Similarly, the survey showed an association between depressive symptoms reported by the parent, usually the mother, and income levels.
Parents of children in low-income households scored higher on a measure of depression than did parents of children in higher income households. The link between low income and maternal depression was found at both stages: when the children were aged 2 to 5 and eight years later when they were 10 to 13.
In contrast, the survey found no differences between children in the two income groups in the level of punitive parenting practices reported, at either stage. In other words, children living in low-income households were not subjected to higher levels of punitive parenting practices than children who did not live in low-income homes.
Financial circumstances improved for most low-income children over time
Financial circumstances improved for most children living in low-income households during the eight-year period.
In 1994/95, just over one-quarter (26%) of children aged 2 to 5 were in households below Statistics Canada's low-income cut-off. However, by 2002/03, when they were 10 to 13, more than one-half (57%) of these children were no longer in low income.
That means that 43% of the children who were in low income in 1994/95 were still there in 2002/03. In contrast, only 9% of the children outside low income in 1994/95 had slipped below the cut-off eight years later.
Other home environment factors associated with behaviour
Dysfunction in the family was associated with anxiety in young children aged 2 to 5. Also at these ages, depression experienced by the parent was associated with higher levels of aggressive behaviour and anxiety in the children.
Eight years later, when the children were 10 to 13, the picture was somewhat different.
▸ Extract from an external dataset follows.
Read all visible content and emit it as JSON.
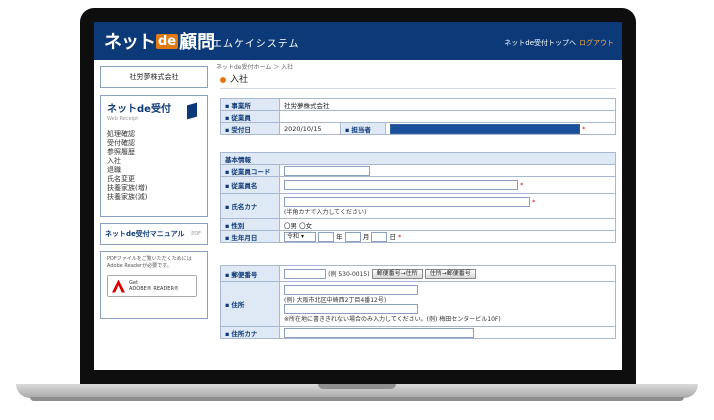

Children living in families where dysfunction scores were high did not differ from other children in aggressive behaviour, anxiety or pro-social behaviour.
Similarly, children aged 10 to 13 in homes where the parent had high depression scores did not differ from other children in any of these behaviours.
Definitions, data sources and methods: survey number 4450.
For more information about the data collected during the first five cycles of the NLSCY or to enquire about the concepts, methods or data quality of this release, contact Client Services (1-800-461-9050; 613-951-3321; email@example.com), Special Surveys Division.